Requirement
Whichever lines include the word "Offer", copy them as they appear in the data.

Dataset rows describing interfaces
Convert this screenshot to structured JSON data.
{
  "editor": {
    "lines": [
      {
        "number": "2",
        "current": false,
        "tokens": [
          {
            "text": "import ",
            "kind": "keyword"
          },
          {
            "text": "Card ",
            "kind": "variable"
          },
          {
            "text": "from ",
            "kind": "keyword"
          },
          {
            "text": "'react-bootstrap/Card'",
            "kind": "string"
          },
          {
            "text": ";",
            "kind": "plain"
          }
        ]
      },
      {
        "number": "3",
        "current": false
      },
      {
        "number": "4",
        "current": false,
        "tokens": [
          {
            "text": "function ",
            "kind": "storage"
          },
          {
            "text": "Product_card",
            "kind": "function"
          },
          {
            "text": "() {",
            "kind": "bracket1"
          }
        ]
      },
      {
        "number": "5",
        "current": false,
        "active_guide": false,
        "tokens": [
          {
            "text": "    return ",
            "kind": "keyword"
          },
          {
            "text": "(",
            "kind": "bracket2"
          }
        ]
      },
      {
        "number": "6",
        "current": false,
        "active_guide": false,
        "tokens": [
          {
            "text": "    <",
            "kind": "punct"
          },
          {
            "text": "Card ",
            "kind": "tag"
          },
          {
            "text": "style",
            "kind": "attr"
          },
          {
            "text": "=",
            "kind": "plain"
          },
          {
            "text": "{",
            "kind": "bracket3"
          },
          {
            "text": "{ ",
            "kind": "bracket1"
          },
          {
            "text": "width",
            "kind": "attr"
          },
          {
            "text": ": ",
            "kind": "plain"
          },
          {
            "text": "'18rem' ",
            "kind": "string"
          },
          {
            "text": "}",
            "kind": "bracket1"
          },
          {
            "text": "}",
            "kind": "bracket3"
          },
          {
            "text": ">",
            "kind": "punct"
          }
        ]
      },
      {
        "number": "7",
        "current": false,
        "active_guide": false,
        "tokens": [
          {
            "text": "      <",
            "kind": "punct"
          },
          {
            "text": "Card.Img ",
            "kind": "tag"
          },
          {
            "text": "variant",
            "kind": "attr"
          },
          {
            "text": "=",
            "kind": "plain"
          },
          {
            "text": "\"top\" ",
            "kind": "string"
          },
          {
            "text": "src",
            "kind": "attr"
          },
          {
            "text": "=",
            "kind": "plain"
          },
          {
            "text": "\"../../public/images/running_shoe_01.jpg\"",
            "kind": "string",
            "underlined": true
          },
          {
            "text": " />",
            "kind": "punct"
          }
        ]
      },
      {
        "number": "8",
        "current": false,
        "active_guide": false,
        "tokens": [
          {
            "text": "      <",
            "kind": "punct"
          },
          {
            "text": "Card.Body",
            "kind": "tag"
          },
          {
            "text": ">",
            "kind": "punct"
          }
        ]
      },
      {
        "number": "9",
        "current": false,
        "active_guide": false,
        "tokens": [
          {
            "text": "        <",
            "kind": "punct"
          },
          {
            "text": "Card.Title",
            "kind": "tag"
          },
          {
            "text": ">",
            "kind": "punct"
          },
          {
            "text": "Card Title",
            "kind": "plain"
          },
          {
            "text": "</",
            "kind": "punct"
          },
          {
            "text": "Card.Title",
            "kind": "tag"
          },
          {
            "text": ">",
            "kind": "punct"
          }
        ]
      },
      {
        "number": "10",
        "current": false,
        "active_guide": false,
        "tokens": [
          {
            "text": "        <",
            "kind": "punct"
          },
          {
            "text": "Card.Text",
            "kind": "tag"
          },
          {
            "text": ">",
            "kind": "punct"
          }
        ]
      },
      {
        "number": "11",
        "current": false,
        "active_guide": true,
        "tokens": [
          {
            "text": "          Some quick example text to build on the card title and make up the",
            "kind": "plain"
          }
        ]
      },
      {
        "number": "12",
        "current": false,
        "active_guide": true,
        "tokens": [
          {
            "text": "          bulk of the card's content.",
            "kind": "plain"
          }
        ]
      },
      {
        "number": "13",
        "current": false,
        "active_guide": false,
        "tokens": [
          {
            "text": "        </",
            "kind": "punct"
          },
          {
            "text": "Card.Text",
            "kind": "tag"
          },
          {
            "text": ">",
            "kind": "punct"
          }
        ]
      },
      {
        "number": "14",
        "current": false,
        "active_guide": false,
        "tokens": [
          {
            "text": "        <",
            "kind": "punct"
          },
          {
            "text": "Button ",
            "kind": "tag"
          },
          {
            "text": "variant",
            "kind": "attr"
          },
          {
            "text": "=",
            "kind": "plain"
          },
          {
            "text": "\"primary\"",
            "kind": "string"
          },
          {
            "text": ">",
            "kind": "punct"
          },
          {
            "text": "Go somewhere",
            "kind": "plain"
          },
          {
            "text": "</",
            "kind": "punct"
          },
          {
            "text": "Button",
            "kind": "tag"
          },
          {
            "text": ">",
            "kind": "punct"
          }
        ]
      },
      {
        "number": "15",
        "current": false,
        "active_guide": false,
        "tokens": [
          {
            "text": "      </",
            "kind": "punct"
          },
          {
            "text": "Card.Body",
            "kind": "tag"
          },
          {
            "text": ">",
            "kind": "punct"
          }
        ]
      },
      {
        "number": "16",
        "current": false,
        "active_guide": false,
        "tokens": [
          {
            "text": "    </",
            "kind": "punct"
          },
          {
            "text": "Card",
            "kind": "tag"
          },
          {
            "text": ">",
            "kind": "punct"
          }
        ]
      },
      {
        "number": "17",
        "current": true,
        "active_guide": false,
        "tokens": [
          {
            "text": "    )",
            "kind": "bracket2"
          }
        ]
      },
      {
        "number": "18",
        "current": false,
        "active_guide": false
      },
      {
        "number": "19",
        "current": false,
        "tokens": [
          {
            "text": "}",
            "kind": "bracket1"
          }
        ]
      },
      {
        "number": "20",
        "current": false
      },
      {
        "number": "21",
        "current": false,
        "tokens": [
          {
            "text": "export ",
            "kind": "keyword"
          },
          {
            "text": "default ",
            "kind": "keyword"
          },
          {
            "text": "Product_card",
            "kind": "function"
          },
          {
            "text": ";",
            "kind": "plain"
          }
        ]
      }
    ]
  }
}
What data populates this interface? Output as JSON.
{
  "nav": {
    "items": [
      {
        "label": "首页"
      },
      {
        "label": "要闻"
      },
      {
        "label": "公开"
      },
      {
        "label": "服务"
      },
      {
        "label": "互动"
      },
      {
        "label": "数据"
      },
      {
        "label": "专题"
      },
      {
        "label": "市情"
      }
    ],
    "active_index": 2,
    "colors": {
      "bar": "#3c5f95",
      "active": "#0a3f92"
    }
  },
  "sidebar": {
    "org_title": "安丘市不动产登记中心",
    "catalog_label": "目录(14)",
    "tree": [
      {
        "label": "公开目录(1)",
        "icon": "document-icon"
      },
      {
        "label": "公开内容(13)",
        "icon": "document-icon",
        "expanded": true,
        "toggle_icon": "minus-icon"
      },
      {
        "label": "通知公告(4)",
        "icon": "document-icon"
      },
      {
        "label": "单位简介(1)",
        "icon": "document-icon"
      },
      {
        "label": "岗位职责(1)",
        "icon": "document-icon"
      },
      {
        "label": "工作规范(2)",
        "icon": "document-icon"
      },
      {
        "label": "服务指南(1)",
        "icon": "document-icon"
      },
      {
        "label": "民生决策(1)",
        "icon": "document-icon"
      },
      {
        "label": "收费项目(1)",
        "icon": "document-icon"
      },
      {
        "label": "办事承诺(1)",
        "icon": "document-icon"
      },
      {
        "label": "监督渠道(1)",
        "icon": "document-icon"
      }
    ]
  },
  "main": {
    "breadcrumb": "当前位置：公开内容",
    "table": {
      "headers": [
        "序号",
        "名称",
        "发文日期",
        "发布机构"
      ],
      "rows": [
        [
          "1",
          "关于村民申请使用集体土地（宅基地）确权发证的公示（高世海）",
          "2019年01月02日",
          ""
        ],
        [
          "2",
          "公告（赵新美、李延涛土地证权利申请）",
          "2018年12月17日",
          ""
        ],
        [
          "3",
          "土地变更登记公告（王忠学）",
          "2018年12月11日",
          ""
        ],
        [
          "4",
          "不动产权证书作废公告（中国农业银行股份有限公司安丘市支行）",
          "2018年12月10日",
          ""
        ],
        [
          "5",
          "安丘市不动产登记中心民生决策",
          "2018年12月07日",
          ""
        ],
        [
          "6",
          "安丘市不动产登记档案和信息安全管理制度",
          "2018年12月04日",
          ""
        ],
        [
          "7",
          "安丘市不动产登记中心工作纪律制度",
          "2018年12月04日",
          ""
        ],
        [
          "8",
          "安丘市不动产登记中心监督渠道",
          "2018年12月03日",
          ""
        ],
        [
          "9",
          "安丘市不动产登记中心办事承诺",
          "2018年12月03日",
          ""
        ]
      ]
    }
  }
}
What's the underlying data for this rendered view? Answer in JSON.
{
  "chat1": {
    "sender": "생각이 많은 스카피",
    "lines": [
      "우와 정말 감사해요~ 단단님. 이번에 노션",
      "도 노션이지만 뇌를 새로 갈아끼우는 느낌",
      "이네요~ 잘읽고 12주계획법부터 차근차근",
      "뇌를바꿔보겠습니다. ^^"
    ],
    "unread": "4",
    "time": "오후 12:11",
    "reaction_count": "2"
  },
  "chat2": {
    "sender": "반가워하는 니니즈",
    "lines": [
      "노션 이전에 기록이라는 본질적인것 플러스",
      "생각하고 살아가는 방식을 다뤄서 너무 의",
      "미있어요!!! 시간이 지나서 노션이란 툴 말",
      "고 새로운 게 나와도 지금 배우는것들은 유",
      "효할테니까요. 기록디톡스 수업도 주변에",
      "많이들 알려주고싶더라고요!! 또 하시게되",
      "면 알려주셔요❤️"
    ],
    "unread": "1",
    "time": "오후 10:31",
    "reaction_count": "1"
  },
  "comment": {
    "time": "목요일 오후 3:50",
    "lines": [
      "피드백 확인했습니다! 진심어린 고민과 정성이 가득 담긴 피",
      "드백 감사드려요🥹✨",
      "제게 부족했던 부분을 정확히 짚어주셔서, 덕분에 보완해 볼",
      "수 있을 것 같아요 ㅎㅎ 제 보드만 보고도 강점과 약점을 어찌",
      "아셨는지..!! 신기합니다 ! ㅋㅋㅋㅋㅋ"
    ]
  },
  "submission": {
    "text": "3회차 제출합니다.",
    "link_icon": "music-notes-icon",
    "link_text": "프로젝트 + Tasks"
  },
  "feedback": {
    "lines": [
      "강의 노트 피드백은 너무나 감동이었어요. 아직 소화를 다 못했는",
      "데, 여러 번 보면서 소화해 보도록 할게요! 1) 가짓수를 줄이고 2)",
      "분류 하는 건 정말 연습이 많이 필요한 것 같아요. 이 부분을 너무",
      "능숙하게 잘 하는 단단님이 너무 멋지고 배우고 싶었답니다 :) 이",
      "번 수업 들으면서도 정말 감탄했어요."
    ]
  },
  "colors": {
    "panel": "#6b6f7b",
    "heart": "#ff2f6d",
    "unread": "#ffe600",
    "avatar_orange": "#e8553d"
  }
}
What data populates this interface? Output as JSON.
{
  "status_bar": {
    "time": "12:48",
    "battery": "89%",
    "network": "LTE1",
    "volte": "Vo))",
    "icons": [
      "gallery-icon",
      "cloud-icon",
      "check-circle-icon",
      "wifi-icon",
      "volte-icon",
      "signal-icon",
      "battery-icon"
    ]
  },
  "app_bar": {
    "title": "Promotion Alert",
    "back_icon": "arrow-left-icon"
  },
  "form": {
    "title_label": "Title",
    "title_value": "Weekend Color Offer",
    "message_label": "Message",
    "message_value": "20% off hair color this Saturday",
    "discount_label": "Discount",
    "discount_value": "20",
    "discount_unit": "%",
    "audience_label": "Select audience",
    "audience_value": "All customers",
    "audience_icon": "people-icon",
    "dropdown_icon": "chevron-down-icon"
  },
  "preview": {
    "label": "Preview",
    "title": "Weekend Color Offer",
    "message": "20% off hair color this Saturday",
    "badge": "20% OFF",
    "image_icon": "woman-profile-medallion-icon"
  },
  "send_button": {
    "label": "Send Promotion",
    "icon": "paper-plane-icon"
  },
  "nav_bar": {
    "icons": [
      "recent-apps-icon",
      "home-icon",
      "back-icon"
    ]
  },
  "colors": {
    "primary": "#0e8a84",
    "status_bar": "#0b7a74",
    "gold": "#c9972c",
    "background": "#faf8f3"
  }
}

Result of this task
    "title_value": "Weekend Color Offer",
    "title": "Weekend Color Offer",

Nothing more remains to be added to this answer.